A flashing, dinging casino floor has an allure all its own, and some may want to stay and try their luck. But as in Las Vegas, gambling has become just one of many attractions at Northern California casinos, and there’s plenty to do without doubling down.
What: The California Swan Festival offers guided tours and other presentations about the Yuba-Sutter region – a premier waterfowl viewing location, especially during the fall as swans and other winged creatures make their winter home there.
When: Tour times range between 1 and 9 p.m. Friday, Saturday, and Nov. 13. The exhibit hall is open from 9 a.m. to 4 p.m. Saturday and Nov. 13.
Where: Swan Central Festival Venue, 703 B St. Tours start in different locations in Yuba, Sutter, Butte and Sacramento counties.
Cost: Tours and field trips cost between $10 and $40; kids 5 and under get in for free; presentations and workshops at Swan Central are free.
Wild & Scenic
What: Rural Tehama County will host the Wild & Scenic Film Festival as it makes its way across the country, showcasing award-winning short films about nature and adventure from around the globe. Learn about a professional surfer who grew up in rural Chile, the agricultural benefits of raising cattle and the lasting effects of forest fires.
When: 7 to 10 p.m. Saturday; a pre-screening event starts at 5 p.m.
Where: State Theatre, 333 Oak St.
Cost: $10 admission with student ID; $12 general admission
Visit a national park for free
What: In honor of Veterans Day, the National Park Service is offering free admission nationwide, including recreation areas.
When: Operating hours vary on Friday
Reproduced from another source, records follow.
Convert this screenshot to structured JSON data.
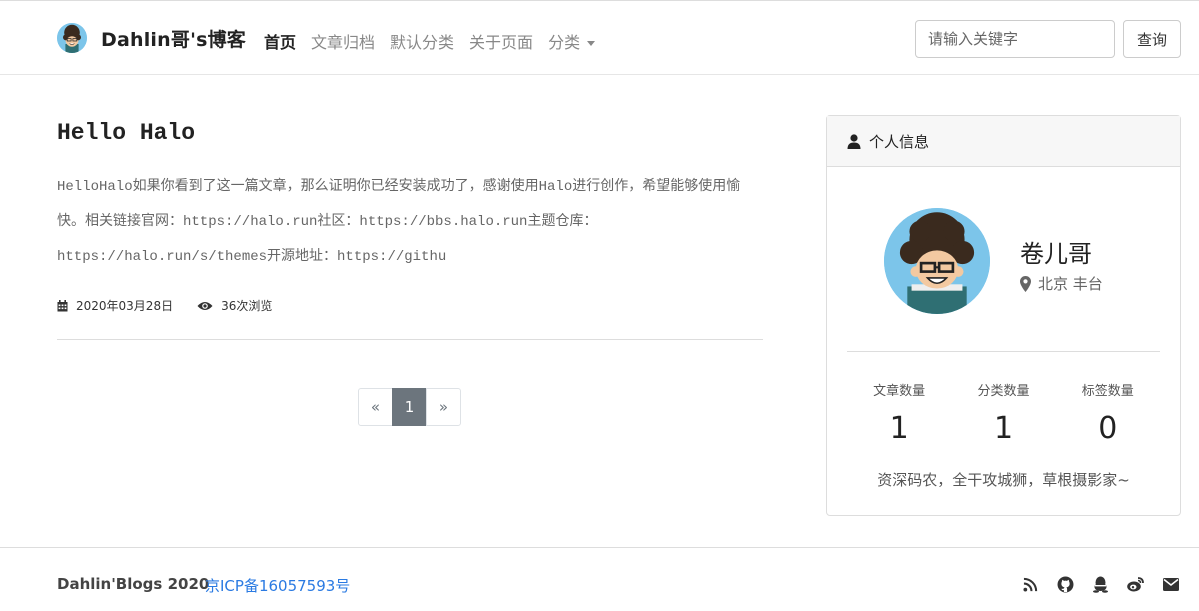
{
  "header": {
    "site_title": "Dahlin哥's博客",
    "nav": [
      {
        "label": "首页",
        "active": true
      },
      {
        "label": "文章归档"
      },
      {
        "label": "默认分类"
      },
      {
        "label": "关于页面"
      },
      {
        "label": "分类"
      }
    ],
    "search_placeholder": "请输入关键字",
    "search_button": "查询"
  },
  "post": {
    "title": "Hello Halo",
    "excerpt": "HelloHalo如果你看到了这一篇文章，那么证明你已经安装成功了，感谢使用Halo进行创作，希望能够使用愉快。相关链接官网：https://halo.run社区：https://bbs.halo.run主题仓库：https://halo.run/s/themes开源地址：https://githu",
    "date": "2020年03月28日",
    "views": "36次浏览"
  },
  "pagination": {
    "prev": "«",
    "current": "1",
    "next": "»"
  },
  "sidebar": {
    "header": "个人信息",
    "name": "卷儿哥",
    "location": "北京 丰台",
    "stats": [
      {
        "label": "文章数量",
        "value": "1"
      },
      {
        "label": "分类数量",
        "value": "1"
      },
      {
        "label": "标签数量",
        "value": "0"
      }
    ],
    "bio": "资深码农，全干攻城狮，草根摄影家~"
  },
  "footer": {
    "copyright": "Dahlin'Blogs 2020",
    "icp": "京ICP备16057593号",
    "icons": [
      "rss-icon",
      "github-icon",
      "qq-icon",
      "weibo-icon",
      "email-icon"
    ]
  },
  "colors": {
    "link": "#2a7ae2",
    "active_page": "#6c757d",
    "avatar_bg": "#7cc5ea"
  }
}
Where: Sequoia-Kings Canyon and Yosemite national parks, Whiskeytown National Recreation Area and other locations
Cost: Free entrance for all visitors